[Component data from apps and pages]
※ ※ ※
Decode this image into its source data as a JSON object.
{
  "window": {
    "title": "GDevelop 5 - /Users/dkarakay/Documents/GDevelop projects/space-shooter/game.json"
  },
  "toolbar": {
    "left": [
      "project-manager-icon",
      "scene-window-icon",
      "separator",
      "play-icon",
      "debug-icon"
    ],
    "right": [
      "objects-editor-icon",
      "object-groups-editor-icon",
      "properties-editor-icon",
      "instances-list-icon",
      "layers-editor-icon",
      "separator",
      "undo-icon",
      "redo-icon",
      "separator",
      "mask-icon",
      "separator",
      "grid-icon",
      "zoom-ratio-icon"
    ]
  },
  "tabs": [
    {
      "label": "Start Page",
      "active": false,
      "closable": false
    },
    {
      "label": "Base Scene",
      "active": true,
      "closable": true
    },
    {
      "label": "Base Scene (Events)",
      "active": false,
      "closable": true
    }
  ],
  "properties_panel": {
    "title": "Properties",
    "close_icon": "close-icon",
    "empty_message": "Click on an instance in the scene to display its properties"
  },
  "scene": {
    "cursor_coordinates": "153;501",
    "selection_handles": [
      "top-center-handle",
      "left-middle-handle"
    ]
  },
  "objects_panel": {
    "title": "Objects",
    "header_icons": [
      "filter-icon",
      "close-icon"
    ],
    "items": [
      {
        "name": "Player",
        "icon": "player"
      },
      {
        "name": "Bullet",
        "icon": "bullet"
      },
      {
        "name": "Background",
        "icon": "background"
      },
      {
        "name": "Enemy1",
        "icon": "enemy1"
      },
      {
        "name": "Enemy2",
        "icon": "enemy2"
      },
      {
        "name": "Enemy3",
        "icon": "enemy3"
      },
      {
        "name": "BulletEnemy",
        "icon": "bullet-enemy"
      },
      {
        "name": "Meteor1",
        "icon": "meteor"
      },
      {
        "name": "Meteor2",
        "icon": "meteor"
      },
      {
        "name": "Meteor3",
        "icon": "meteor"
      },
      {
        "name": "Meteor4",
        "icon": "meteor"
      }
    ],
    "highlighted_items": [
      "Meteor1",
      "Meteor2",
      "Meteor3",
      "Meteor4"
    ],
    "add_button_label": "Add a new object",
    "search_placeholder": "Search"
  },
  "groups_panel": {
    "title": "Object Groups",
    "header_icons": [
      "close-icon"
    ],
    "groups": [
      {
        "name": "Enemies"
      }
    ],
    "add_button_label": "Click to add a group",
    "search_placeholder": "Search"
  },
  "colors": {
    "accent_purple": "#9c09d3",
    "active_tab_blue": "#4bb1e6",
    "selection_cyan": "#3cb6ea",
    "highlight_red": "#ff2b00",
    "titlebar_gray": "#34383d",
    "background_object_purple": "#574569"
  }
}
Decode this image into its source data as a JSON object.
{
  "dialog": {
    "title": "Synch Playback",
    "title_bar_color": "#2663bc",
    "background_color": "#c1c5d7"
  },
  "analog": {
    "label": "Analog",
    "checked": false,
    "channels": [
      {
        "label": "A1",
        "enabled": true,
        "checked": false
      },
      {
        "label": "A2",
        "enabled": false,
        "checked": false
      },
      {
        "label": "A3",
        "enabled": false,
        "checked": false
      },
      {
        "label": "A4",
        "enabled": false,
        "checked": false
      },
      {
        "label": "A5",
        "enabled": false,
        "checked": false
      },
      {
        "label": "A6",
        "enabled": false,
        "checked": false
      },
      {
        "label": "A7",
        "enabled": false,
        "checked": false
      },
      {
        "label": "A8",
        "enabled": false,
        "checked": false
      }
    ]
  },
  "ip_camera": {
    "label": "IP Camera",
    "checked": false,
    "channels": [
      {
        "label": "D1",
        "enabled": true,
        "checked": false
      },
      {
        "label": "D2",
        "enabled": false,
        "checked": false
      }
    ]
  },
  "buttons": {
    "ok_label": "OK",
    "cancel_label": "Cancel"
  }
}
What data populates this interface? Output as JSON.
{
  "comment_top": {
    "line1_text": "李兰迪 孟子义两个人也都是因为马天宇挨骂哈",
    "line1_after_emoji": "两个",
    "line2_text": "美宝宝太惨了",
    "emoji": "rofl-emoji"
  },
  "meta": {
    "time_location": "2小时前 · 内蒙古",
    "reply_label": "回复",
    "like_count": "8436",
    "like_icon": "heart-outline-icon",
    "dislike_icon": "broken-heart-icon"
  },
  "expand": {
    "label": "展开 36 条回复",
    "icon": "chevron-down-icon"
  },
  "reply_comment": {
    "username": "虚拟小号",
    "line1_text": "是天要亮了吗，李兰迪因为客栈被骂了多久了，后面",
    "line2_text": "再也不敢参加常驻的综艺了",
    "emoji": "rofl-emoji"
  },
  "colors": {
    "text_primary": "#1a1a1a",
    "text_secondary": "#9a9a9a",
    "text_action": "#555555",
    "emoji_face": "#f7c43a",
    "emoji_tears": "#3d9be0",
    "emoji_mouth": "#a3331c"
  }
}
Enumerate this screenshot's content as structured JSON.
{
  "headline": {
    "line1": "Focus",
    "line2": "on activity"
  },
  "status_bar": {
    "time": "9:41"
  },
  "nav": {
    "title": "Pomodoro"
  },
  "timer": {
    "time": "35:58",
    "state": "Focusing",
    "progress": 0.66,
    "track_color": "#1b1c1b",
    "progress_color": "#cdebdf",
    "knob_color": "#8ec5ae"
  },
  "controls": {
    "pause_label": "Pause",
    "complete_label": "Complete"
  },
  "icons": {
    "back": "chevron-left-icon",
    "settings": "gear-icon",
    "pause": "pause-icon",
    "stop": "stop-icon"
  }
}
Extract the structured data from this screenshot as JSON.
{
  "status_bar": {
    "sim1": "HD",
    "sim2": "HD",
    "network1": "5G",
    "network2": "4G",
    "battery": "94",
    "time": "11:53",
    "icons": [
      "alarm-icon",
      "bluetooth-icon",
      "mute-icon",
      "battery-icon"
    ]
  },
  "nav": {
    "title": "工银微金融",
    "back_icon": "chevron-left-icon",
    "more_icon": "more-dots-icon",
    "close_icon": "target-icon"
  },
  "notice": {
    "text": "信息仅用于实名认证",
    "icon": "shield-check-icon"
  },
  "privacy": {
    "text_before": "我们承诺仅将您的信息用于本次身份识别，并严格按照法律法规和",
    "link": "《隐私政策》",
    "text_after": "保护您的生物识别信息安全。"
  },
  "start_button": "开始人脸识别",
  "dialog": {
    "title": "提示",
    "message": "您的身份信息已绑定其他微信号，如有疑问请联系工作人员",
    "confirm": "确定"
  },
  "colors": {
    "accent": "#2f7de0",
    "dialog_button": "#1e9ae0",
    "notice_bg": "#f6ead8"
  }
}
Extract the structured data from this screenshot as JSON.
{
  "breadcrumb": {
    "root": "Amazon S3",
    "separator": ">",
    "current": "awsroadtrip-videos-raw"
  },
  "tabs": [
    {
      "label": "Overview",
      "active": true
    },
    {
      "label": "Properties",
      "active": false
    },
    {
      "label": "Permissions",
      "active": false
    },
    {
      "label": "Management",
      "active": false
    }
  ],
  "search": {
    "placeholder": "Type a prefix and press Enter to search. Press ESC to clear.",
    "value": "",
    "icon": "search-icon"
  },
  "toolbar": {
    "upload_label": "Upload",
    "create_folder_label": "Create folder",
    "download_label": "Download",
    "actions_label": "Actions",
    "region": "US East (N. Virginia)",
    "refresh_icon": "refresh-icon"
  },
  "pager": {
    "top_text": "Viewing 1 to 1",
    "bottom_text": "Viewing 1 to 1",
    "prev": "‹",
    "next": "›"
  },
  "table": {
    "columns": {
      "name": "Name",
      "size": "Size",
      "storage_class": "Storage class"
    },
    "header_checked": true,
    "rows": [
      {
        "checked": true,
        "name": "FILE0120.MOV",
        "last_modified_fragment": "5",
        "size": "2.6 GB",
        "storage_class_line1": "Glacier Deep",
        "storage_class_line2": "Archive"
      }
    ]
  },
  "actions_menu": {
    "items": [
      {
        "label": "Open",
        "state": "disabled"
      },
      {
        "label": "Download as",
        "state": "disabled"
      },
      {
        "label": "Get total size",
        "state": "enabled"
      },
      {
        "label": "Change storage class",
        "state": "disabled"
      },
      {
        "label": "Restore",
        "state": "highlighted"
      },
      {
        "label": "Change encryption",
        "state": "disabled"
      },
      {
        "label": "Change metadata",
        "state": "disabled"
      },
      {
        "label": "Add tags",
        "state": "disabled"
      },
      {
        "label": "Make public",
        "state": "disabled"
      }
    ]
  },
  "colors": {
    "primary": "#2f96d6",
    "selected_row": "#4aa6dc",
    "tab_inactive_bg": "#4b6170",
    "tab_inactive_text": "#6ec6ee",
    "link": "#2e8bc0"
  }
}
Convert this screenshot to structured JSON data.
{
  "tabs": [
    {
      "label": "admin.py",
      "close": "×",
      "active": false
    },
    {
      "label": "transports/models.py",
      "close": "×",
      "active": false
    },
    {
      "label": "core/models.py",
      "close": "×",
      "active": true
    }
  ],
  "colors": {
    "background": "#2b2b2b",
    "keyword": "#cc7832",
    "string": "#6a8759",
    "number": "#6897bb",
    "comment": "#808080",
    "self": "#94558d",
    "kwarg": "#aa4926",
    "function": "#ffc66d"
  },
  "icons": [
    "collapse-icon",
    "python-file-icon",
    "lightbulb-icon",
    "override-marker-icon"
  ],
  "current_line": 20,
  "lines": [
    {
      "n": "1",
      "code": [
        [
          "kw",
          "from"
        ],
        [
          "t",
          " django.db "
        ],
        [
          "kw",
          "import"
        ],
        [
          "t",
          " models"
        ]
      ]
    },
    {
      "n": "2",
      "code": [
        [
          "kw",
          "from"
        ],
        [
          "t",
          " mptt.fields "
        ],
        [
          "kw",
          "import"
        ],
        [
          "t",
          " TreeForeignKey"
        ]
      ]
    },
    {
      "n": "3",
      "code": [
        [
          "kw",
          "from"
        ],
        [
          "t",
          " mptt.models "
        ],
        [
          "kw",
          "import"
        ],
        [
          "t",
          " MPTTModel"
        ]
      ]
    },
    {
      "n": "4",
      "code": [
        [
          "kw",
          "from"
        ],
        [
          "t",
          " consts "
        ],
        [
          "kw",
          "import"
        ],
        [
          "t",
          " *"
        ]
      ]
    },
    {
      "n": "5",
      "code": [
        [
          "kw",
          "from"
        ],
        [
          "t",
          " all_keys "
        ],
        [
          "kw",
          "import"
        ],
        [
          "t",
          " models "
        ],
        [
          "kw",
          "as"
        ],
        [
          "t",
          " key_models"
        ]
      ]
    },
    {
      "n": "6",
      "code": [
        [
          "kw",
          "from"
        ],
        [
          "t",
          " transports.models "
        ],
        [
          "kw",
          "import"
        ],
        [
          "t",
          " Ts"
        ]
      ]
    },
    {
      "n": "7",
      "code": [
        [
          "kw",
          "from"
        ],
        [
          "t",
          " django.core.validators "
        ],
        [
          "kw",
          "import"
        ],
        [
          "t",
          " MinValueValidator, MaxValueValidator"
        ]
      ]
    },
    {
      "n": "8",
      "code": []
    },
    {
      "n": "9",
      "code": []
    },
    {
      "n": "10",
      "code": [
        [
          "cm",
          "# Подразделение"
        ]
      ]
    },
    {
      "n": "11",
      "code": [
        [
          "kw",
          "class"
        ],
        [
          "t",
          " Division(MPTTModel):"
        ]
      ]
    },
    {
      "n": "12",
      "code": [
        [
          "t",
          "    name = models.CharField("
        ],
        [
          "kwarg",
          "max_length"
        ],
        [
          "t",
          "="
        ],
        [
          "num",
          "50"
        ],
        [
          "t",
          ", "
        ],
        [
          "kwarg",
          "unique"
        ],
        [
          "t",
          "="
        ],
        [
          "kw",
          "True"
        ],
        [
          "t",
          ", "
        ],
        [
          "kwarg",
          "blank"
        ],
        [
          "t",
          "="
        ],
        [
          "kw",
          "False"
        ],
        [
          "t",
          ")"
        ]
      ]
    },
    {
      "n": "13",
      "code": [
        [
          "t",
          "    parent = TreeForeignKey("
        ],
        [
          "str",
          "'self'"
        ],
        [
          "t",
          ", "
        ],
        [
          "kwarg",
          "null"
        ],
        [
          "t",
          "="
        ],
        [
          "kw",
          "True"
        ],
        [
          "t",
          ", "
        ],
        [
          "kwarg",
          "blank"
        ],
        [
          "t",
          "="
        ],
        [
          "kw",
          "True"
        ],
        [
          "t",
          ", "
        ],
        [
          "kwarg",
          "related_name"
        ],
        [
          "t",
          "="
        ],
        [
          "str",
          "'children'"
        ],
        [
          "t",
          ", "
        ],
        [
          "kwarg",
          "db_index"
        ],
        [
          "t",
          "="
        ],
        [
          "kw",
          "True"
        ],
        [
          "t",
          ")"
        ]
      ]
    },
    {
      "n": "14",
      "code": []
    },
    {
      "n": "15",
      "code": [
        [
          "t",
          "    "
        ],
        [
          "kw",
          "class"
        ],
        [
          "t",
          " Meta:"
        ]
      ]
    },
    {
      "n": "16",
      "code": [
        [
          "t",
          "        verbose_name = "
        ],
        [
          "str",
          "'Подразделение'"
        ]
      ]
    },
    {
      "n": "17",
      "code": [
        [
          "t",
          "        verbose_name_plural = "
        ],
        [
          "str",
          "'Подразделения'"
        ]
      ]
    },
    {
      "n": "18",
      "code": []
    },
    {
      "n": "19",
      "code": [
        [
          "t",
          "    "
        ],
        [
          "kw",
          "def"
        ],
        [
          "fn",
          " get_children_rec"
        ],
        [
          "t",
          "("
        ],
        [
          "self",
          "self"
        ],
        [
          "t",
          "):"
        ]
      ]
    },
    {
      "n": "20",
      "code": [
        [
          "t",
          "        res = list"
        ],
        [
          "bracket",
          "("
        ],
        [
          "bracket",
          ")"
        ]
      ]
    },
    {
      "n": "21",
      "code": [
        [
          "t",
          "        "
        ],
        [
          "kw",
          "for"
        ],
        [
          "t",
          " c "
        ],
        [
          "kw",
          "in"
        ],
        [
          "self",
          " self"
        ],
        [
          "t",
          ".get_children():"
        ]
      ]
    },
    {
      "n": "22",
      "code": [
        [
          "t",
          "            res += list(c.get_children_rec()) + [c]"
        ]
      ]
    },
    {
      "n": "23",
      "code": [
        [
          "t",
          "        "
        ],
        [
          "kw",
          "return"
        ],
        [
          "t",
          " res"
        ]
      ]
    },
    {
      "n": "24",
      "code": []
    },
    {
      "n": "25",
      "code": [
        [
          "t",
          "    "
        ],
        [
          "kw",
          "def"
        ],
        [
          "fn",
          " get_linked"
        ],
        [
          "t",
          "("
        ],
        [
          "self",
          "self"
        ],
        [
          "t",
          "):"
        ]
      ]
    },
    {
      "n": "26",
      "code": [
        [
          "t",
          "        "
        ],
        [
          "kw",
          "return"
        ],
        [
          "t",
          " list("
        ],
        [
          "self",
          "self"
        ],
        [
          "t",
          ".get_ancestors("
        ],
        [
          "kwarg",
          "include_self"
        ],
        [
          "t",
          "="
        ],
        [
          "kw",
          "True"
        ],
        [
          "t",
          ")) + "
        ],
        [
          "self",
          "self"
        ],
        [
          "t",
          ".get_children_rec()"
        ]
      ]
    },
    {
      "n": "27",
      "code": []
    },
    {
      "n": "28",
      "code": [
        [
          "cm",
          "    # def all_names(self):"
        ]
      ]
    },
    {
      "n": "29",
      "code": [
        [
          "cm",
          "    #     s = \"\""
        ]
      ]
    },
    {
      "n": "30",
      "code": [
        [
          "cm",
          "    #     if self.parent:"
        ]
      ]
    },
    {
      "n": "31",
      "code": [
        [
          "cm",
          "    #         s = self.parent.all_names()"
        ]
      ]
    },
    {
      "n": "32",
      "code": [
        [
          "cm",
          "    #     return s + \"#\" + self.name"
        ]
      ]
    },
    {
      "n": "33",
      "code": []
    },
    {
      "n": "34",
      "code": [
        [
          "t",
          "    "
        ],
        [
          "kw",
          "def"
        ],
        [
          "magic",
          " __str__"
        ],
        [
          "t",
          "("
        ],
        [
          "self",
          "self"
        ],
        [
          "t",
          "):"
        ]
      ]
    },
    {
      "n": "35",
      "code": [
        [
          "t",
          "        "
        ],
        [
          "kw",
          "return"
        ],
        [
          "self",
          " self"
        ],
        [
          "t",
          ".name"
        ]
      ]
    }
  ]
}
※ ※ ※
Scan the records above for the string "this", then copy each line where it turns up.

Decode this image into its source data as a JSON object.
Decode this image into its source data as a JSON object.
What data populates this interface? Output as JSON.
Enumerate this screenshot's content as structured JSON.
Extract the structured data from this screenshot as JSON.
Extract the structured data from this screenshot as JSON.
Convert this screenshot to structured JSON data.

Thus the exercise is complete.